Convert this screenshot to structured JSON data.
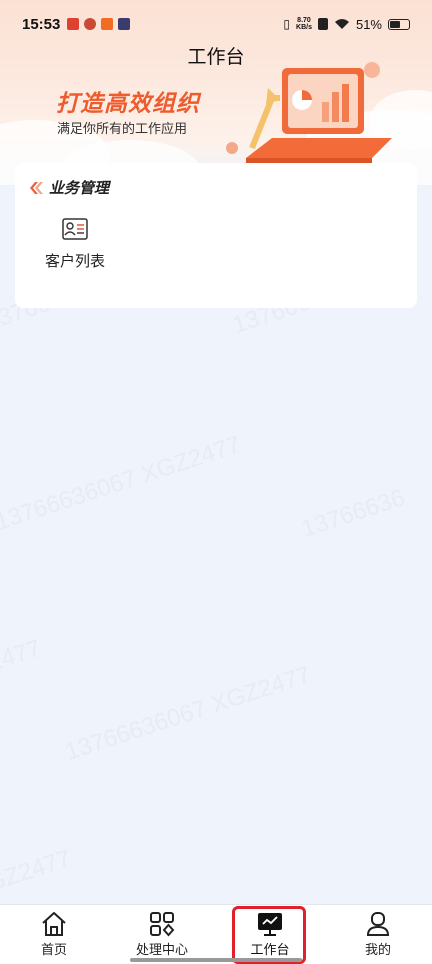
{
  "status_bar": {
    "time": "15:53",
    "net_speed_value": "8.70",
    "net_speed_unit": "KB/s",
    "battery": "51%"
  },
  "header": {
    "title": "工作台",
    "slogan": "打造高效组织",
    "subtitle": "满足你所有的工作应用"
  },
  "business": {
    "title": "业务管理",
    "items": [
      {
        "label": "客户列表",
        "icon": "contact-card-icon"
      }
    ]
  },
  "watermark_text": "13766636067 XGZ2477",
  "bottom_nav": {
    "items": [
      {
        "label": "首页",
        "icon": "home-icon"
      },
      {
        "label": "处理中心",
        "icon": "grid-icon"
      },
      {
        "label": "工作台",
        "icon": "monitor-icon",
        "active": true
      },
      {
        "label": "我的",
        "icon": "person-icon"
      }
    ]
  },
  "colors": {
    "accent": "#ee5b2c",
    "highlight": "#e0202a",
    "background": "#eff3fb"
  }
}
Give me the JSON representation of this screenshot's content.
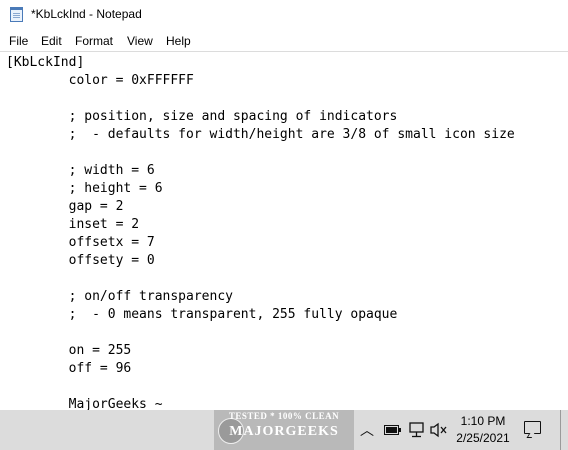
{
  "window": {
    "title": "*KbLckInd - Notepad"
  },
  "menu": {
    "items": [
      "File",
      "Edit",
      "Format",
      "View",
      "Help"
    ]
  },
  "editor": {
    "content": "[KbLckInd]\n        color = 0xFFFFFF\n\n        ; position, size and spacing of indicators\n        ;  - defaults for width/height are 3/8 of small icon size\n\n        ; width = 6\n        ; height = 6\n        gap = 2\n        inset = 2\n        offsetx = 7\n        offsety = 0\n\n        ; on/off transparency\n        ;  - 0 means transparent, 255 fully opaque\n\n        on = 255\n        off = 96\n\n        MajorGeeks ~"
  },
  "watermark": {
    "line1": "TESTED * 100% CLEAN",
    "line2": "MAJORGEEKS"
  },
  "taskbar": {
    "time": "1:10 PM",
    "date": "2/25/2021",
    "icons": [
      "chevron-up-icon",
      "battery-icon",
      "network-icon",
      "volume-muted-icon",
      "notification-icon"
    ]
  }
}
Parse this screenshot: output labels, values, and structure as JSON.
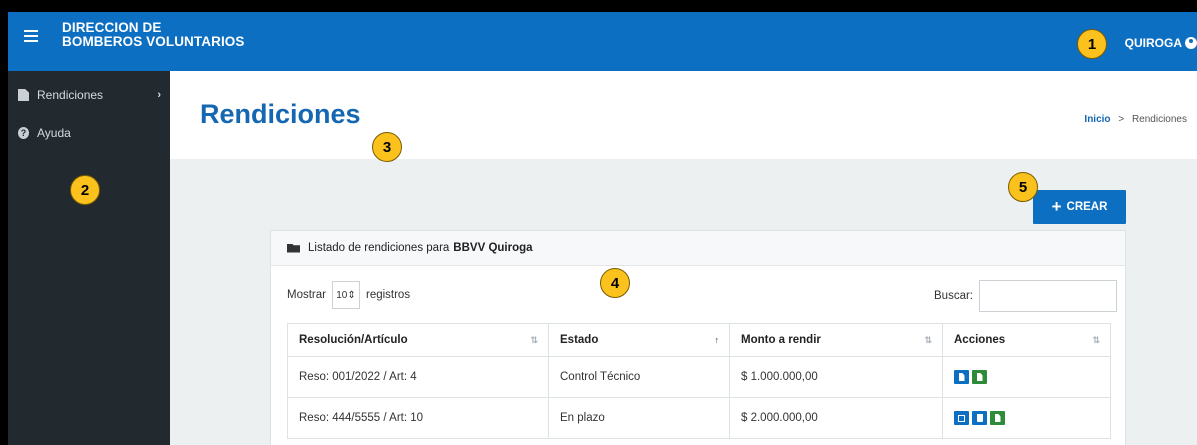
{
  "header": {
    "brand_line1": "DIRECCION DE",
    "brand_line2": "BOMBEROS VOLUNTARIOS",
    "user": "QUIROGA"
  },
  "sidebar": {
    "items": [
      {
        "label": "Rendiciones",
        "icon": "document-icon"
      },
      {
        "label": "Ayuda",
        "icon": "help-icon"
      }
    ]
  },
  "page": {
    "title": "Rendiciones",
    "breadcrumb_home": "Inicio",
    "breadcrumb_sep": ">",
    "breadcrumb_current": "Rendiciones"
  },
  "create_button": {
    "label": "CREAR"
  },
  "panel": {
    "title_prefix": "Listado de rendiciones para",
    "title_entity": "BBVV Quiroga",
    "show_label": "Mostrar",
    "show_value": "10",
    "records_label": "registros",
    "search_label": "Buscar:",
    "search_value": "",
    "columns": [
      "Resolución/Artículo",
      "Estado",
      "Monto a rendir",
      "Acciones"
    ],
    "rows": [
      {
        "resolution": "Reso: 001/2022 / Art: 4",
        "status": "Control Técnico",
        "amount": "$ 1.000.000,00"
      },
      {
        "resolution": "Reso: 444/5555 / Art: 10",
        "status": "En plazo",
        "amount": "$ 2.000.000,00"
      }
    ]
  },
  "annotations": [
    "1",
    "2",
    "3",
    "4",
    "5"
  ],
  "colors": {
    "primary": "#0d6fc1",
    "sidebar": "#222a30",
    "badge": "#fbc11c",
    "success": "#2e8b3a"
  }
}
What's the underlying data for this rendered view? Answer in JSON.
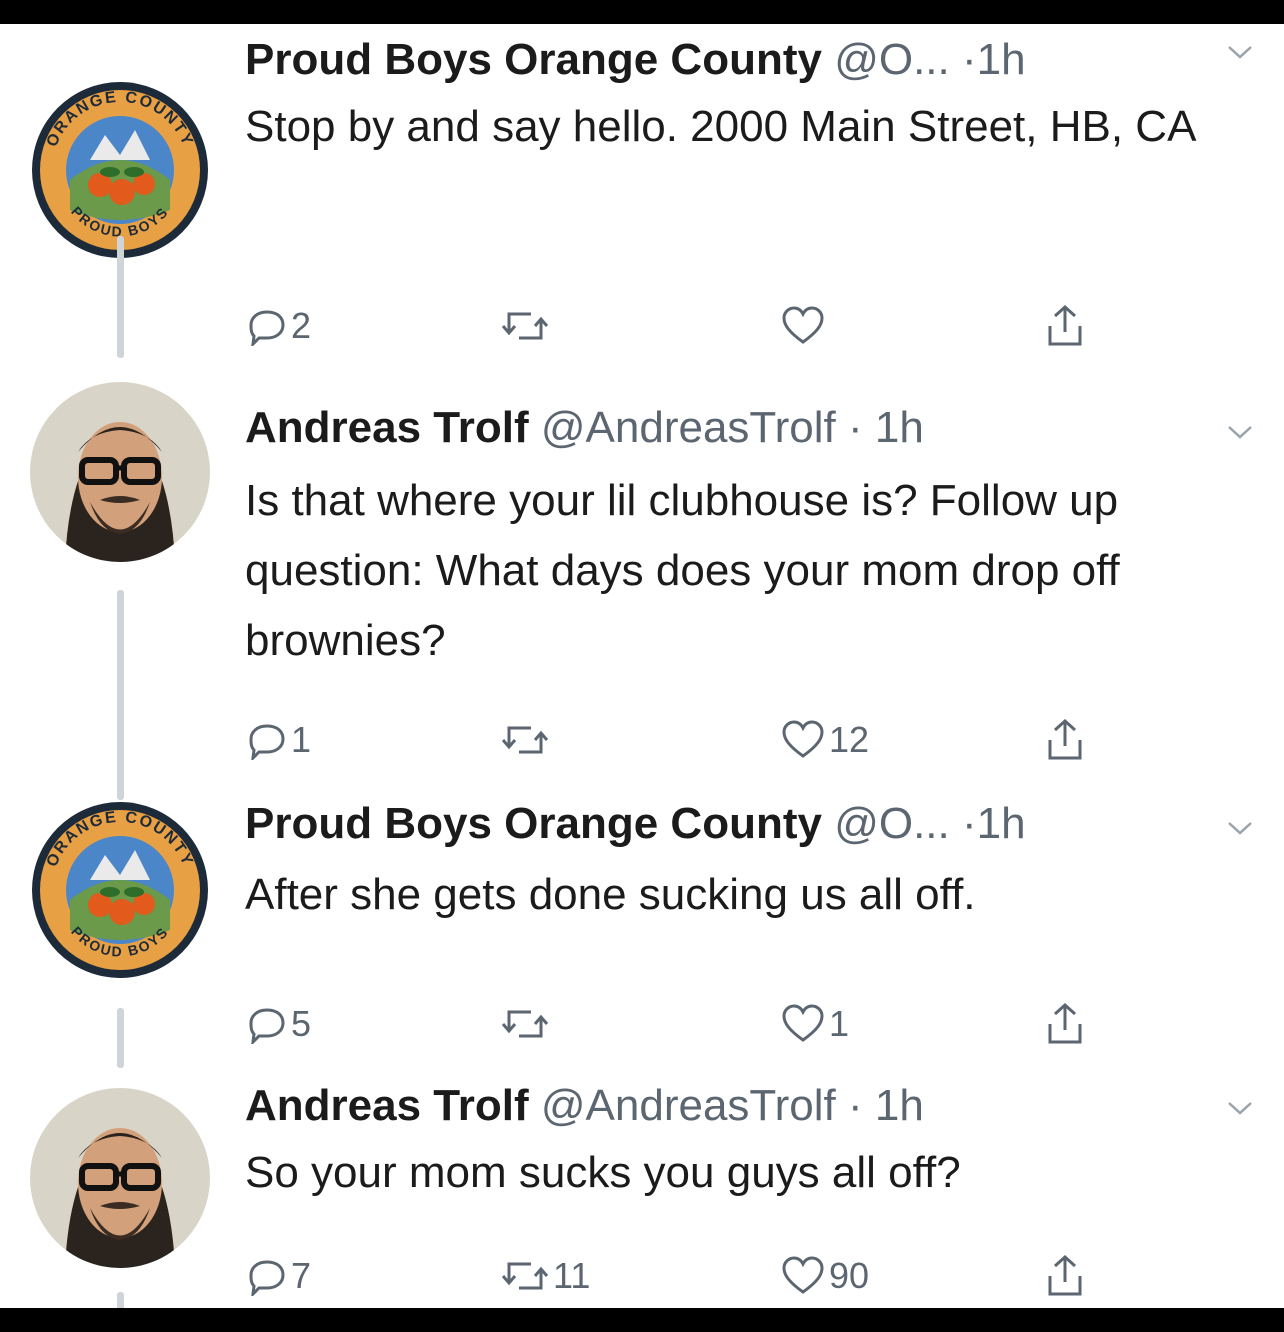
{
  "tweets": [
    {
      "name": "Proud Boys Orange County",
      "handle": "@O...",
      "dot": "·",
      "time": "1h",
      "text": "Stop by and say hello. 2000 Main Street, HB, CA",
      "replies": "2",
      "retweets": "",
      "likes": "",
      "avatar": "orange-county-logo"
    },
    {
      "name": "Andreas Trolf",
      "handle": "@AndreasTrolf",
      "dot": "·",
      "time": "1h",
      "text": "Is that where your lil clubhouse is? Follow up question: What days does your mom drop off brownies?",
      "replies": "1",
      "retweets": "",
      "likes": "12",
      "avatar": "man-with-glasses-photo"
    },
    {
      "name": "Proud Boys Orange County",
      "handle": "@O...",
      "dot": "·",
      "time": "1h",
      "text": "After she gets done sucking us all off.",
      "replies": "5",
      "retweets": "",
      "likes": "1",
      "avatar": "orange-county-logo"
    },
    {
      "name": "Andreas Trolf",
      "handle": "@AndreasTrolf",
      "dot": "·",
      "time": "1h",
      "text": "So your mom sucks you guys all off?",
      "replies": "7",
      "retweets": "11",
      "likes": "90",
      "avatar": "man-with-glasses-photo"
    }
  ],
  "logo": {
    "ring_top": "ORANGE COUNTY",
    "ring_bottom": "PROUD BOYS"
  },
  "colors": {
    "text": "#1b1b1b",
    "secondary": "#5c6670",
    "thread": "#cfd4d8",
    "logo_ring": "#e8a044"
  }
}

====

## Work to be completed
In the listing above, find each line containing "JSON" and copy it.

## The completed task
Convert this screenshot to structured JSON data.
Give me the JSON representation of this screenshot's content.
Parse this screenshot: output labels, values, and structure as JSON.
What's the underlying data for this rendered view? Answer in JSON.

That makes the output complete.